AI is hardly some far-off invention. We are surrounded by smart technology, from phones to bombs; medical innovations are already turning us into human-machine cyborgs; and computing performance doubles every 18 months. At this rate, as scientists such as Ray Kurzweil have predicted, 2029 may mark the tipping point, or singularity, when machines surpass humans in intelligence. Del Monte offers an accessible history and a realistic future trajectory of SAMs. Automata were imagined by ancient Egyptians and Greeks, and Frankenstein’s monster is but one early example of literature’s preoccupation with intelligent artificial beings, a trend that also included Isaac Asimov’s robot fiction. In 1956, a Dartmouth conference made AI a valid academic subject, soon funded by the Department of Defense. Although machines lack empathy and cannot solve problems based on experiential learning, “affective computing” attempts to teach computers to recognize human emotion through both subjective (gestures and facial features) and objective (blood flow and skin conductivity) means.
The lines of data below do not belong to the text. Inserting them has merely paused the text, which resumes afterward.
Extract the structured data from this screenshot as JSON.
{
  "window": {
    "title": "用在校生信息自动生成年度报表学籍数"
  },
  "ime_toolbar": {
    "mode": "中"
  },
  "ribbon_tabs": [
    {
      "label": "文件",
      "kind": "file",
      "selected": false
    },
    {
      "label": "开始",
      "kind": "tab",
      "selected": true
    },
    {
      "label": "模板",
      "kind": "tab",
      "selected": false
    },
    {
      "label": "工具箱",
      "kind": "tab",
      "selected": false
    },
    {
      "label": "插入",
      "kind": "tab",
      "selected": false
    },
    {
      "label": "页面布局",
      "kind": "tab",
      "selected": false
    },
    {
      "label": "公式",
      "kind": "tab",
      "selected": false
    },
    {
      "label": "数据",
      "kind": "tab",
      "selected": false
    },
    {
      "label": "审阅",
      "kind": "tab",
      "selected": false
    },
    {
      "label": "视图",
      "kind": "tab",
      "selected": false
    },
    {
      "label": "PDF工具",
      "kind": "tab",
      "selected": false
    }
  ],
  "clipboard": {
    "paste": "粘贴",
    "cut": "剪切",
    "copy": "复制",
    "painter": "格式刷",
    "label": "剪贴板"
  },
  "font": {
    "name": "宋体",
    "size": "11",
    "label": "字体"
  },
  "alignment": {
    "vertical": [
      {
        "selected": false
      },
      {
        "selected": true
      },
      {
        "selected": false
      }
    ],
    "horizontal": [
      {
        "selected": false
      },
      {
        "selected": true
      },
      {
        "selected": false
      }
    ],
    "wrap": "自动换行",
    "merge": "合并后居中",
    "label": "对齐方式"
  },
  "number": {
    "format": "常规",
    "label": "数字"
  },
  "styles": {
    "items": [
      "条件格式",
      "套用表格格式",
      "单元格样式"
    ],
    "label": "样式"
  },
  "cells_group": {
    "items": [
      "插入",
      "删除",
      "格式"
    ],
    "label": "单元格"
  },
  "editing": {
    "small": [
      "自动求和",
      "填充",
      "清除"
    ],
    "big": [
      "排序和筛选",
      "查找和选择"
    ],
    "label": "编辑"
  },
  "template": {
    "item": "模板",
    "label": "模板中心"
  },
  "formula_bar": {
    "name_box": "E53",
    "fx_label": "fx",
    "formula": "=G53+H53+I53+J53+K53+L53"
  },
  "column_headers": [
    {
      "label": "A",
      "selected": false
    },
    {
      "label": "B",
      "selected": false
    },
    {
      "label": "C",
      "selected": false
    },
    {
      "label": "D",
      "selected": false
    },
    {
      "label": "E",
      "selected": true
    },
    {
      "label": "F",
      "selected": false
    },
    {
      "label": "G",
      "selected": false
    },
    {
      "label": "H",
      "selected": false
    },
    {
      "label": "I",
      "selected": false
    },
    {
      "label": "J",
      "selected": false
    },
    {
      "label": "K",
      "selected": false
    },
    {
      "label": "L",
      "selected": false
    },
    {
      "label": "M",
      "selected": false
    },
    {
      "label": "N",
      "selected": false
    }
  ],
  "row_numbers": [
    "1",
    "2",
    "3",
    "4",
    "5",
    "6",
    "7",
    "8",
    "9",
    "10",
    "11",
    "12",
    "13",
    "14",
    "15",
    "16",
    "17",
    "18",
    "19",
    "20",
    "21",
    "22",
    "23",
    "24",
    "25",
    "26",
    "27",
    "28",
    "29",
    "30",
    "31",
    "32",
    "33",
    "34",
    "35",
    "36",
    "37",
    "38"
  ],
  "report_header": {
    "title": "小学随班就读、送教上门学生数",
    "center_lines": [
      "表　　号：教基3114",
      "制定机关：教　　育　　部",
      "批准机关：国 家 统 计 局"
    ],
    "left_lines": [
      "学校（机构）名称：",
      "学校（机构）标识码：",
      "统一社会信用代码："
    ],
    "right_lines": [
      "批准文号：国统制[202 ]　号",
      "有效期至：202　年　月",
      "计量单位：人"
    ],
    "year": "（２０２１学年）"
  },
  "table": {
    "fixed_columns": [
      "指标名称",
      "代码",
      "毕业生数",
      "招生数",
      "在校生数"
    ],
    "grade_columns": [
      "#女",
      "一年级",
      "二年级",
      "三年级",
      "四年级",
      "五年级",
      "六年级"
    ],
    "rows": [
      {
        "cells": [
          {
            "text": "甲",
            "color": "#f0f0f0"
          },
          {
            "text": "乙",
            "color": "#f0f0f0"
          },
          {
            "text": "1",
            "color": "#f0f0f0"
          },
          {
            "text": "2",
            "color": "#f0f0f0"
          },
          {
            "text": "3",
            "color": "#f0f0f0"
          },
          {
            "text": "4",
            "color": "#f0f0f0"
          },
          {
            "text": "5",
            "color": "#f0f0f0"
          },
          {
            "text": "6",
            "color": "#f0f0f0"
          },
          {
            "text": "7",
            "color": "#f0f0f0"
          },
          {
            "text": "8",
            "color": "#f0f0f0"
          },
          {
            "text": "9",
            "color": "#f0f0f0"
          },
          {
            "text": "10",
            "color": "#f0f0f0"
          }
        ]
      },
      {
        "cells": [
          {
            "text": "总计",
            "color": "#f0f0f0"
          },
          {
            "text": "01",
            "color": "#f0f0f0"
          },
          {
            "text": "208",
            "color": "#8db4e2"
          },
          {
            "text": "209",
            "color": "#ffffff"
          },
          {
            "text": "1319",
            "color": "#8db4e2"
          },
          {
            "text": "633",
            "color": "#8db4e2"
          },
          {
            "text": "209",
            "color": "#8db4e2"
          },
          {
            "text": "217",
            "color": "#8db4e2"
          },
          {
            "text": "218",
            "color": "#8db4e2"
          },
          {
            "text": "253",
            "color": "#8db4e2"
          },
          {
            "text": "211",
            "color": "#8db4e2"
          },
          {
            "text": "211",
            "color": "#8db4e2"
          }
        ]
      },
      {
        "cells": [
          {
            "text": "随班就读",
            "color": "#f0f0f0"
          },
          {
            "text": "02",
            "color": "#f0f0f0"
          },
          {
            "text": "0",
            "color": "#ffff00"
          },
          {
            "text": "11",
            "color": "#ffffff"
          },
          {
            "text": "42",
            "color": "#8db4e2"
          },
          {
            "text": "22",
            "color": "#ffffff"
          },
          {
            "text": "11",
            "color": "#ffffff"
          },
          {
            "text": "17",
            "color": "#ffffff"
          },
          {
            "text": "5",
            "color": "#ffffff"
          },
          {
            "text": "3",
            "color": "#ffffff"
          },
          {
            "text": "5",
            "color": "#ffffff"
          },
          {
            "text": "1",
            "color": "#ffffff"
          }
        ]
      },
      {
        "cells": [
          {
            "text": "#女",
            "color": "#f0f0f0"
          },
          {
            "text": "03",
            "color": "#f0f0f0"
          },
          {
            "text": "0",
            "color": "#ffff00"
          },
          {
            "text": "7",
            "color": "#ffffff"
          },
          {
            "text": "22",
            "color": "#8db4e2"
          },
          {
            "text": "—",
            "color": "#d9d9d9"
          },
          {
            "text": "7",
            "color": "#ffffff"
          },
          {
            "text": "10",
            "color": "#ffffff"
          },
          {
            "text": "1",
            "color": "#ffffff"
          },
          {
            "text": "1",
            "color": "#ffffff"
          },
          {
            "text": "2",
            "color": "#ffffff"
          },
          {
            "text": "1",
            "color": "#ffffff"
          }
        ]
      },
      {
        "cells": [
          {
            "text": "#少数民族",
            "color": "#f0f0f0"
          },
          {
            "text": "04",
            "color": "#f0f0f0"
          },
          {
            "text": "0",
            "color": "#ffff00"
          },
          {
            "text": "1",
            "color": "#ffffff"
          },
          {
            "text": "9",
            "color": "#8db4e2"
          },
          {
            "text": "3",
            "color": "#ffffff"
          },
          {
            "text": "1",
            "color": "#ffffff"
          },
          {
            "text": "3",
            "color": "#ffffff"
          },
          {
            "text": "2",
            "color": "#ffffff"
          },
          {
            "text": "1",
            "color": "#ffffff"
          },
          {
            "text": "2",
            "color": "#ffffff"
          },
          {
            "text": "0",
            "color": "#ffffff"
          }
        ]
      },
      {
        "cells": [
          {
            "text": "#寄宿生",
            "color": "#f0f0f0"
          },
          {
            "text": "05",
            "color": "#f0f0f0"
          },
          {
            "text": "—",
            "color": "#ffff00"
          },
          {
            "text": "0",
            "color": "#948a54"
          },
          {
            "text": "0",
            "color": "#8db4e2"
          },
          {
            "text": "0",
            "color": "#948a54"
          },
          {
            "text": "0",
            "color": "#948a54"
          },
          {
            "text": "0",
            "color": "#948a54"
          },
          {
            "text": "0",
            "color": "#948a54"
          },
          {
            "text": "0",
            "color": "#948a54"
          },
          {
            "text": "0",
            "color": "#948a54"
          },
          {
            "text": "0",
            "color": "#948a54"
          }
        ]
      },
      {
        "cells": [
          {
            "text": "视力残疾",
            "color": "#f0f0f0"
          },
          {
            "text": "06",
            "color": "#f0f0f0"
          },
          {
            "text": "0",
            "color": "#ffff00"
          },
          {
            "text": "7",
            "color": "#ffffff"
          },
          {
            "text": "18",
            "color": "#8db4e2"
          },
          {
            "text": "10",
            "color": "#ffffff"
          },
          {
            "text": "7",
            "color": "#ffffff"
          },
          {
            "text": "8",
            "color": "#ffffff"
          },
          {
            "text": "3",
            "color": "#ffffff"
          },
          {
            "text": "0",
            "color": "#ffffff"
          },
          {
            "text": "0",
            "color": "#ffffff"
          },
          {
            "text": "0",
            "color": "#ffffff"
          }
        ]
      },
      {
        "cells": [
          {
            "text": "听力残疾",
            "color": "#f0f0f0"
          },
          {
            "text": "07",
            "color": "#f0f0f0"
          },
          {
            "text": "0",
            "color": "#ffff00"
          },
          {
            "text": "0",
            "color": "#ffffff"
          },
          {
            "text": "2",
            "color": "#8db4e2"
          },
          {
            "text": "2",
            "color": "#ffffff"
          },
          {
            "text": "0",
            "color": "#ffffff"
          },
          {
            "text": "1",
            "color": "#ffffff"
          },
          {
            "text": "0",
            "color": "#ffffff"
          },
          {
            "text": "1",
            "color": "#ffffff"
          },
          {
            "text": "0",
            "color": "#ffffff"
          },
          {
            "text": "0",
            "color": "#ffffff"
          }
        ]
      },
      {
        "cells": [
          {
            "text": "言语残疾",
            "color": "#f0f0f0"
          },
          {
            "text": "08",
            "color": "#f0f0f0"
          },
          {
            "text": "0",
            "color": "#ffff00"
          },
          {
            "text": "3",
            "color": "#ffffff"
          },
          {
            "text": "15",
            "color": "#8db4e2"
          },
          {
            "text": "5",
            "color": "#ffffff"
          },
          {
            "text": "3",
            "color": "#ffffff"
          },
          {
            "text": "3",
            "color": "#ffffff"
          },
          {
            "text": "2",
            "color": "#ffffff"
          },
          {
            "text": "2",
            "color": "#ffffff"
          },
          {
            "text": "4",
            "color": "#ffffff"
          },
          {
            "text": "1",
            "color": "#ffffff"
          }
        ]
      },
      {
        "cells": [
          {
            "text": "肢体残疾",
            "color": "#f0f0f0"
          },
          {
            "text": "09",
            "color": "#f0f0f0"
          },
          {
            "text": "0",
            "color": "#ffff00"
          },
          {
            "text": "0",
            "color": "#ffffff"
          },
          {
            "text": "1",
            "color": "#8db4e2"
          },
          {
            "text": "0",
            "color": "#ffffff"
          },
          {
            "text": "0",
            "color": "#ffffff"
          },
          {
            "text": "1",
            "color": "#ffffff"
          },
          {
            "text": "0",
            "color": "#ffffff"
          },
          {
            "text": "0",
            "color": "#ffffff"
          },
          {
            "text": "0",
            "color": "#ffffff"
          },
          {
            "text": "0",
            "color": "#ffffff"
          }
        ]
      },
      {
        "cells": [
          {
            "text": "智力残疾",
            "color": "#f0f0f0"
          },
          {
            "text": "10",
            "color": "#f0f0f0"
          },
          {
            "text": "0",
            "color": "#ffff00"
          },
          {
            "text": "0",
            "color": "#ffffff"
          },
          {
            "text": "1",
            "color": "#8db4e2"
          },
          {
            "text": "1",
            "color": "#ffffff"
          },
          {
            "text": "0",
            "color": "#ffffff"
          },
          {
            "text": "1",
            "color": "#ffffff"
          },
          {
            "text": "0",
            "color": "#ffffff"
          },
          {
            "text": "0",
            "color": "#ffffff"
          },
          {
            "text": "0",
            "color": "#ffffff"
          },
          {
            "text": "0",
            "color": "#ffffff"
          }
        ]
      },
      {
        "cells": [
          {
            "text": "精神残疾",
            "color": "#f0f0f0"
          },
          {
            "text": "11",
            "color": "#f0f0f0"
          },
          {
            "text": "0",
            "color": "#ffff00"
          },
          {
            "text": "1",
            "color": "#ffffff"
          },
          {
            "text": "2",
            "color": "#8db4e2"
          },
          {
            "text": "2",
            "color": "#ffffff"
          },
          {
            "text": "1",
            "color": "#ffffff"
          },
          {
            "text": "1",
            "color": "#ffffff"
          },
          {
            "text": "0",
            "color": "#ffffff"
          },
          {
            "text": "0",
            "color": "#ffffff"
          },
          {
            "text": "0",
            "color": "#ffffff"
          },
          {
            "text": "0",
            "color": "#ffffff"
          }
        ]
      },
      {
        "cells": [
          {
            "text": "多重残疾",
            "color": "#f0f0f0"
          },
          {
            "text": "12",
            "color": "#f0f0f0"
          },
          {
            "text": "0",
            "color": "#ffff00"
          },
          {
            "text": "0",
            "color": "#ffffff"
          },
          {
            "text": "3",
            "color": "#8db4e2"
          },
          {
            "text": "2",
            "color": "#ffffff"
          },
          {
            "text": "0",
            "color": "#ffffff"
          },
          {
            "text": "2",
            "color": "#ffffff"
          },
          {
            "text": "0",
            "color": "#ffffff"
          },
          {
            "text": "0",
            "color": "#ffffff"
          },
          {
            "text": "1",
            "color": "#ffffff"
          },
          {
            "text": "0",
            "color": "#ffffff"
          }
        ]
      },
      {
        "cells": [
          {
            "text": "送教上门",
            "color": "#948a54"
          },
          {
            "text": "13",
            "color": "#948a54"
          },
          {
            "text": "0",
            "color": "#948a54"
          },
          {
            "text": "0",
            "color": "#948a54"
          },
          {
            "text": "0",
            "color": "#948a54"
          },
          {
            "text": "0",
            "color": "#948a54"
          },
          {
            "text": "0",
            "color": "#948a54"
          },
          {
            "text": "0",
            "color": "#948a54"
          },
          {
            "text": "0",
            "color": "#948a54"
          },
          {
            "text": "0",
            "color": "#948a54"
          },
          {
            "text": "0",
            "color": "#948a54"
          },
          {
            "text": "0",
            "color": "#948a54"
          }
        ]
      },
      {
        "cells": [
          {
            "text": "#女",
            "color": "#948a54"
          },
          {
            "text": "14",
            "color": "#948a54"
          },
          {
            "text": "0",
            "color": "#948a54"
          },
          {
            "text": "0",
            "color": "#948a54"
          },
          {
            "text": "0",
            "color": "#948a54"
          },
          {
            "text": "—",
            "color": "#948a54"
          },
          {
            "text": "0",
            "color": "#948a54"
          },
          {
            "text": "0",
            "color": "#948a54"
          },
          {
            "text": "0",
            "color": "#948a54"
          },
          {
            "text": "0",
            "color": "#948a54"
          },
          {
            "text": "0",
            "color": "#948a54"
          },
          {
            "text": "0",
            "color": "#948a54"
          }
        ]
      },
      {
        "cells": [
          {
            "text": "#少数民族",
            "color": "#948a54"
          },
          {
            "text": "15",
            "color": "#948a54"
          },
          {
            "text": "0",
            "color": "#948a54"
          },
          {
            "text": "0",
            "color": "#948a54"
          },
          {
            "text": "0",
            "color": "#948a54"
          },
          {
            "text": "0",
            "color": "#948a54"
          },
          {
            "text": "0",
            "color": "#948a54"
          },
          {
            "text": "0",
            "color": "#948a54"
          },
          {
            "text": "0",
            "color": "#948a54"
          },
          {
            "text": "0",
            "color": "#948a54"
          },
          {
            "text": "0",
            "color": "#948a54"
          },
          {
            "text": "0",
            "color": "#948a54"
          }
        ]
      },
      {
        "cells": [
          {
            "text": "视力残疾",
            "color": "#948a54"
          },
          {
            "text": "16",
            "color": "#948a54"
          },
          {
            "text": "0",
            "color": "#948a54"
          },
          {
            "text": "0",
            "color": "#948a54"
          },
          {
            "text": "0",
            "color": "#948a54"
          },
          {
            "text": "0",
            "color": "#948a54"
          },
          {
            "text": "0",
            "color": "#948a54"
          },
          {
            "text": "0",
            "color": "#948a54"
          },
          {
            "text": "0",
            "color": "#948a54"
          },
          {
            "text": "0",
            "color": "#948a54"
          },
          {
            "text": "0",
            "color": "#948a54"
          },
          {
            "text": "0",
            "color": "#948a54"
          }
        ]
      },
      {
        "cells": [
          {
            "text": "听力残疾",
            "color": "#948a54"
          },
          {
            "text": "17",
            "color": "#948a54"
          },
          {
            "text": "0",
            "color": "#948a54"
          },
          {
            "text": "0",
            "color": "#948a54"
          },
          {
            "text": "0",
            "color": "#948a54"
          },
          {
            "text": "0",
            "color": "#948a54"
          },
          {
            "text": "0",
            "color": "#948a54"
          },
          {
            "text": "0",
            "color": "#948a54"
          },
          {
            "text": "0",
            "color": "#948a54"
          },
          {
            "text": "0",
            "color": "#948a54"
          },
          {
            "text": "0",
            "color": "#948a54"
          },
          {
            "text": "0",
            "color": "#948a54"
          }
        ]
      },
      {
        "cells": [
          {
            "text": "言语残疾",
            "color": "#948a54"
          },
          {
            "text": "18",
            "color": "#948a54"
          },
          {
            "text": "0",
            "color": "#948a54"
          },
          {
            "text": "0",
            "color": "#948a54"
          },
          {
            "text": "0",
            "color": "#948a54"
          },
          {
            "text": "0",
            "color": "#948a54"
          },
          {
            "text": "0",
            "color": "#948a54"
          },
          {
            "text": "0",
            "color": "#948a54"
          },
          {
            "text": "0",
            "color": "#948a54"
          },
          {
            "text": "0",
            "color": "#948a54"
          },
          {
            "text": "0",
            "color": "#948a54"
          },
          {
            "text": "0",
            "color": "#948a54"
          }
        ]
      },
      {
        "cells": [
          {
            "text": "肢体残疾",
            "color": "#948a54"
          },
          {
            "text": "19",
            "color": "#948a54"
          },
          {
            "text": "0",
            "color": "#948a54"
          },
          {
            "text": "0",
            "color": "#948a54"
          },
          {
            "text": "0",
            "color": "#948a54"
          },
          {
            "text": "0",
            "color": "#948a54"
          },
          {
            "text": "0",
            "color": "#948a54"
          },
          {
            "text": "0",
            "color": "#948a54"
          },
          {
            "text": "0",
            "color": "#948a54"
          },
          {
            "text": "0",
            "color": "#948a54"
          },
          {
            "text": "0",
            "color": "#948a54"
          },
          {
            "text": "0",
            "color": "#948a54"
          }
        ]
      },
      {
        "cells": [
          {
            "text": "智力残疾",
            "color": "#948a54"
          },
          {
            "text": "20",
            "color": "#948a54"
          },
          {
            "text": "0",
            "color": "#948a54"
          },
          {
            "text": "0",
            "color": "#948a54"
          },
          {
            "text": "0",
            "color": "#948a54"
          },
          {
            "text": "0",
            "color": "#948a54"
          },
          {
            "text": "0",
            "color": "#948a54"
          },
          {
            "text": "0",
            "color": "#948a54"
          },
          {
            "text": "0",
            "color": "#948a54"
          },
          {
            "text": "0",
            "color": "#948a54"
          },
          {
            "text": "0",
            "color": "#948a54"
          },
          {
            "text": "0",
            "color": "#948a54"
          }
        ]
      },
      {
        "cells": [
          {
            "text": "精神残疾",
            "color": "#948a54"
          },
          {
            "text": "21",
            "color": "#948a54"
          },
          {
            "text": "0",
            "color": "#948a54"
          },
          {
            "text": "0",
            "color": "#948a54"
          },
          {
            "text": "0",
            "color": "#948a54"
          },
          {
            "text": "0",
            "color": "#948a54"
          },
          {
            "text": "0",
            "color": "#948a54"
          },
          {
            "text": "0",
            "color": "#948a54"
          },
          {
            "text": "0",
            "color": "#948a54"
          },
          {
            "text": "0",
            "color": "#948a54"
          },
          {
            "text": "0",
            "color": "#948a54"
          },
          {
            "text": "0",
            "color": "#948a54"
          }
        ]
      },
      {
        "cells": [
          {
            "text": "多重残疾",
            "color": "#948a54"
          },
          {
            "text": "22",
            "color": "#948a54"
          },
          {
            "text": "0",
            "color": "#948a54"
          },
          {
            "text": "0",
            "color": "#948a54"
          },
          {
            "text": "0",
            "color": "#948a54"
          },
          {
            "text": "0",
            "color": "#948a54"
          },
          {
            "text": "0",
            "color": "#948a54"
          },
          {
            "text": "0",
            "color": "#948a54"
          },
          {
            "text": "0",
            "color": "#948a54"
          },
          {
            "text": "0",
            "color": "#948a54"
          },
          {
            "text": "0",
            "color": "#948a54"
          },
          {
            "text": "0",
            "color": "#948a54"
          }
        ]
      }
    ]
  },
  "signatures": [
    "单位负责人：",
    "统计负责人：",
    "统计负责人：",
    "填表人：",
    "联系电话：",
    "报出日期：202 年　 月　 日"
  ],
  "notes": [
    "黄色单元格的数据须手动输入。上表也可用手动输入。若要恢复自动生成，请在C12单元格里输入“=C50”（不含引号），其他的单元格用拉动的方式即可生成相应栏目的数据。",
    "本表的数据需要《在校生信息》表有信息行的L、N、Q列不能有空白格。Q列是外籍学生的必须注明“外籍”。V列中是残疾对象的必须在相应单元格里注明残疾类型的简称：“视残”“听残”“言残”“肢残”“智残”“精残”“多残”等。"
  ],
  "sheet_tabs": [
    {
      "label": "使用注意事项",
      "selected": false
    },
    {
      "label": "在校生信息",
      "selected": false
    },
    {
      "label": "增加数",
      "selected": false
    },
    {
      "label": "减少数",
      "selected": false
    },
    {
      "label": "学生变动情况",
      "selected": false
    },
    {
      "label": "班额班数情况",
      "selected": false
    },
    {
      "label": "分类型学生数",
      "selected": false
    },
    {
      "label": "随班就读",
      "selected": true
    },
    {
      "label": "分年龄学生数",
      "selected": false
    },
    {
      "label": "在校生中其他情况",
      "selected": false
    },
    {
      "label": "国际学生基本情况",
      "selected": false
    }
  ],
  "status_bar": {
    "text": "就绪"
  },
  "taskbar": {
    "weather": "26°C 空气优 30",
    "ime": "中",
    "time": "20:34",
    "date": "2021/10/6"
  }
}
Still, questions remain: Will SAMs ever exhibit self-awareness? If so, should they be considered a distinct life form with “machine rights” similar to human rights? Del Monte presents three likely scenarios for the future ethics of human-machine interaction: In the worst case, SAMs will exterminate humanity; in the best case, humans will continue to control machines via computers; in the third scenario, somewhere in between those two extremes, humans and cyborgs will cooperate—and possibly intermarry. The book’s well-structured arguments, glossary and lucid prose make it perfectly suited to laymen. Del Monte’s doommongering can seem overblown in places, though: “Time is short because the singularity is approaching with the stealth and agility of a leopard stalking a lamb.” He also tends to repeat his purpose for writing—i.e., “I am ringing the alarm in this book”—and unnecessarily recapitulates his conclusions after each chapter. Moreover, long quotes from other authors overcrowd the author’s own analysis.
A clearly argued—if sometimes overstated—prophecy about the rise of robots and cyborgs.